“It’s thrilling,” Holm said of the movie. He recalled spending summers at a family farm in Scottsbluff, NE, when he was young. “So in a way this feels like going back in time. It’s exciting to be around a farm set. You really get the feeling of danger.”
It was great getting to know North Iowa, he said, including a fun day at a Clear Lake beach.
Production for the film began July 30 at Affinity Farms in New Haven, KY. The crew of 45 arrived in North Iowa on Aug. 10. Filming there was completed by Aug. 24. Three members of the Clear Lake (IA) Fire Department were enlisted to help depict actual grain bin entrapment rescue techniques.
Goldberg said the more he learned about the Sukup family, the more he wanted to work with them. “I know the Sukups are very passionate about farm safety and very loyal to the farming community,” Goldberg said.
Set designer Joel Sisson said there were many unique challenges in creating a realistic environment in the bin while making sure it was safe for actors. A “corn blanket” was made to replicate the slope of grain, and a hydraulic table was used to “submerge” actors into the grain.
Sisson provided Sukup employees sketches early on showing what he wanted to do. They provided the parts and assistance in assembling the bin-turned-movie-set.
Several employees who had a role in the project, including Hughes, who was the initial contact for the project, and bin sales representative Elizabeth Brinkman, visited the set Aug. 22 to watch some of the filming.
They stood in silence as DiFalco, playing the part of 18-year-old Cody Rose, frantically brushed grain away from himself as he sank deeper into the corn, shouting for help.
“It’s definitely hard to watch, especially since it’s something that has claimed so many lives, including one just recently in our North Iowa community,” Schmitt said during Farm Safety Week, Sept. 16-22. “But if this movie can help save lives going forward, as well as raise awareness of what rural America does to feed the world, it’s absolutely worth it.”
A bin sidewall panel commemorating the late Eugene Sukup, founder of Sukup Manufacturing, was signed by every crew member and was presented to the Sukup family at the conclusion of filming in Mason City.
“Silo: Edge of the Real World is a meditation on life in a small Midwest farm town. When a grain entrapment shocks their community, Adam Fox, a young farmer, and Clay Althoff, a senior in high school, both consider the risks and rewards of a corn farmer's life.”
“Inspired by true events, Silo spans one long day on a small farm in Middle America: a day that begins like any other when a mother wrangles her two teenage sons out of bed and sends them off to a neighbor’s corn farm to lend a hand and learn a trade they will likely inherit. But a combination of carelessness and bad luck lead to an all-too-common tragedy felt by grain farmers across the country.

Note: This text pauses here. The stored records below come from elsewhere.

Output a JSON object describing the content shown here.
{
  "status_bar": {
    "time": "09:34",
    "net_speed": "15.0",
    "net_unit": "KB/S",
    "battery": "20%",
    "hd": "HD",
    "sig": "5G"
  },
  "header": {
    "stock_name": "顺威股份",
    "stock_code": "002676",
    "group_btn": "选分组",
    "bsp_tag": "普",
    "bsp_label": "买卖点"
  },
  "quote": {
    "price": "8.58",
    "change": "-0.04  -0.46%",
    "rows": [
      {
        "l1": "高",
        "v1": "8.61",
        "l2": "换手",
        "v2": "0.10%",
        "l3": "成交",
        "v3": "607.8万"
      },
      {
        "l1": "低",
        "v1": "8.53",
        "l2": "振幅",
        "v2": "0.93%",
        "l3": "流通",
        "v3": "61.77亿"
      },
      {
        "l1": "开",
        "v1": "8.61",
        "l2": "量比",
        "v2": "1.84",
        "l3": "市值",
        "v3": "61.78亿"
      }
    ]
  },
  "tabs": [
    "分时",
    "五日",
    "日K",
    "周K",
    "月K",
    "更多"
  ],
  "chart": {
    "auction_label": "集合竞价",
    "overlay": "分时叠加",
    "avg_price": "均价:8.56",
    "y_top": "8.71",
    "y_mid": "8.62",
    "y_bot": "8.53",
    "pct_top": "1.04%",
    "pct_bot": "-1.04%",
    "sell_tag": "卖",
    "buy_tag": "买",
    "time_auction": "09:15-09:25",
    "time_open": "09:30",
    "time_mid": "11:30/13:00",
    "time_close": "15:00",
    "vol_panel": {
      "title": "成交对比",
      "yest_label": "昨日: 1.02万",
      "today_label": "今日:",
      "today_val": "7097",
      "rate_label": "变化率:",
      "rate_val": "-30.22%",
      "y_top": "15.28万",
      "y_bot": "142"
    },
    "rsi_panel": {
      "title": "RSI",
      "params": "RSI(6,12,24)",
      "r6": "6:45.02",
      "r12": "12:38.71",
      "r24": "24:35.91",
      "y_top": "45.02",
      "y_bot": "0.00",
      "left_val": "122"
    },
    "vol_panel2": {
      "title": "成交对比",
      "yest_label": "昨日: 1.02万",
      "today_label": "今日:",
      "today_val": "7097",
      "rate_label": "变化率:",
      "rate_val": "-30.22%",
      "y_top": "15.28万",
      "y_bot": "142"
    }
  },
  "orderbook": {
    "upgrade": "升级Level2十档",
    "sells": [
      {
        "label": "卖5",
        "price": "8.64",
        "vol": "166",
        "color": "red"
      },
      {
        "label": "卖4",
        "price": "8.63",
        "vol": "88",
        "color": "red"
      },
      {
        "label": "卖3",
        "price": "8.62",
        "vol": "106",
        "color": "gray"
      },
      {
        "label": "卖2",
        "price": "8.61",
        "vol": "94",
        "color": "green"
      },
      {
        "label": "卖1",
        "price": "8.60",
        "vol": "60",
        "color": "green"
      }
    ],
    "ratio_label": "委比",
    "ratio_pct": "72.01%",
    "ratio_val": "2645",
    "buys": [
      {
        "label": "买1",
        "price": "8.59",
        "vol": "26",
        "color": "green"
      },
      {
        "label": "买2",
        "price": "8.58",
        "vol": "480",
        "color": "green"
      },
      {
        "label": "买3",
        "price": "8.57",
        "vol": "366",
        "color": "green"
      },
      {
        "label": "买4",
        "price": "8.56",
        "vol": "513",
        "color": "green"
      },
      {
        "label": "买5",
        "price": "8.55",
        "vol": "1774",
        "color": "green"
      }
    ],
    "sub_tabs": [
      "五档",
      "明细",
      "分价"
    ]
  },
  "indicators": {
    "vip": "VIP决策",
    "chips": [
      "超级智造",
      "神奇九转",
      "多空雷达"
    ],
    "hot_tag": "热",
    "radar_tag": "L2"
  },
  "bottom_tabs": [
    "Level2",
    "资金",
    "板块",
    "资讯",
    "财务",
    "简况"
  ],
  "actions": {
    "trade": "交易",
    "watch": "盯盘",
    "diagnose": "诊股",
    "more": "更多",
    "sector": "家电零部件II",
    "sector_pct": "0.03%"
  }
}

This story shares a true vision of the modern farm and illuminates the current reality of life in rural America; a vast expanse seen by too many as merely a speed bump between coasts.”
About Sukup Manufacturing Co.
Sukup Manufacturing Co. is the world’s largest family-owned and operated grain storage, drying and handling equipment manufacturer. The company is headquartered in Sheffield, Iowa, and covers 1,000,000 sq. ft. of office, manufacturing and warehouse space. The company employs more than 600 people, making it one of the largest employers in North Central Iowa. Three generations of the family are now active in the business.
Sukup’s product line includes on-farm and commercial grain bins, portable and tower dryers, centrifugal and axial fans and heaters, stirring machines, bin unloading equipment and bin floors and supports. Sukup also manufactures a line of material handling equipment that includes bucket elevators, drag conveyors and chain loop conveyors, as well as a line of steel buildings.
Sukup has six distribution centers located throughout the Midwest. Sukup products are sold throughout the U.S. and Canada, as well as more than 80 foreign countries.
For more information please contact:
Sukup Manufacturing Co.